Islamic finance bans interest, products with excessive uncertainty, gambling, short sales and the financing of prohibited activities considered harmful to society. The strongest indicator that it's not smooth sailing for Islamic finance players here came in September when DBS Group Holdings said it will be winding down its Islamic banking unit, which it said has been unable to achieve the necessary economies of scale.
Malaysian telecoms giant Axiata Group on November 13 issued a US$500 million Wakala Sukuk, or Islamic bond, to fund its investment into a Myanmar towers business. This is the largest-ever corporate bond issued with proceeds to be invested into a Myanmar towers business, demonstrating considerable investor confidence in the frontier market. Telecoms towers companies have led the way in terms of innovative cross-border financing into Myanmar – last year Pan Asia Majestic Eagle completed the first cross-border, non-recourse financing arrangement in the country.
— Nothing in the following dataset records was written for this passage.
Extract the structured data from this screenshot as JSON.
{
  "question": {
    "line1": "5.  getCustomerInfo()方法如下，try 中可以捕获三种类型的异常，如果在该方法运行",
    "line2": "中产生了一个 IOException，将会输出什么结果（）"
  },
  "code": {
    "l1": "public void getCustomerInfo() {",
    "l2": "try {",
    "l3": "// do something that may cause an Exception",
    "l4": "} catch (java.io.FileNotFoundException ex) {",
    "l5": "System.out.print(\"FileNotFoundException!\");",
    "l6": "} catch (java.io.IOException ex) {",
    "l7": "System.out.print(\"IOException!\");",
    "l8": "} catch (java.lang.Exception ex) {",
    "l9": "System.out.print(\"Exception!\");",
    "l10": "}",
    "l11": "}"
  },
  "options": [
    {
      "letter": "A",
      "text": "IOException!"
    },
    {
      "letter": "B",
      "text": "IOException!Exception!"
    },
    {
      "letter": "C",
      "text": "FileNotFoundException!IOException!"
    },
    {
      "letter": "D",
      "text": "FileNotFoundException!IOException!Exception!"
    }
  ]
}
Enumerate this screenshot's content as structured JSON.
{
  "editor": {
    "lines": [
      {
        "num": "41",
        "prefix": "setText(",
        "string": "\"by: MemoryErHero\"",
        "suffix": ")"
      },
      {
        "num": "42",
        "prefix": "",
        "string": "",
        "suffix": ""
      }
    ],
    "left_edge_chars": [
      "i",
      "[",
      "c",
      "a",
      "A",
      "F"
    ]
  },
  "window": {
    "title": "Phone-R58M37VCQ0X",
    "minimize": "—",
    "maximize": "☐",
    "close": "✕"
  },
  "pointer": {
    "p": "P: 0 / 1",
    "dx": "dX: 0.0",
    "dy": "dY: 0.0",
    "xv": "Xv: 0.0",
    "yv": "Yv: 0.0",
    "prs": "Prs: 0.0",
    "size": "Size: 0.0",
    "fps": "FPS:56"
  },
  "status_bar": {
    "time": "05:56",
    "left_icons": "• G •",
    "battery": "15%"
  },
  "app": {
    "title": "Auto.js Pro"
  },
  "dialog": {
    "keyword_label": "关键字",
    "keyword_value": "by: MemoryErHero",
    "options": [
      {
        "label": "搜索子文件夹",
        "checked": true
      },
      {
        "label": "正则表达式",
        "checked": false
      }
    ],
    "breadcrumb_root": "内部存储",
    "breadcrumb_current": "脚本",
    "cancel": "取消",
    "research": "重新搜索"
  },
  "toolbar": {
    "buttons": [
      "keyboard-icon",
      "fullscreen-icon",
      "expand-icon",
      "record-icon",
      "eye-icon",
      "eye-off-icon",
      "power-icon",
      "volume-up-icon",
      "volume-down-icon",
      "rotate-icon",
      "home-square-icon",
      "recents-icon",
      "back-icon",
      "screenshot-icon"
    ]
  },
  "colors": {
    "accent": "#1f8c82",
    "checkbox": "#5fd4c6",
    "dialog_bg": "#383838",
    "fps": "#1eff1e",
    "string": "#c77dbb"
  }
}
A spokesperson for Axiata told The Myanmar Times yesterday that around $125 million of the bond’s proceeds will be used to fund the acquisition of a majority share in Myanmar Tower Company (MTC) under Axiata’s wholly owned subsidiary Edotco Group.
The remaining funds will be used for “general corporate purposes,” she said, though did not disclose whether or not this would include capex for MTC’s Myanmar rollout. In the bond’s prospectus the use of proceeds is listed as “general corporate purpose/other”.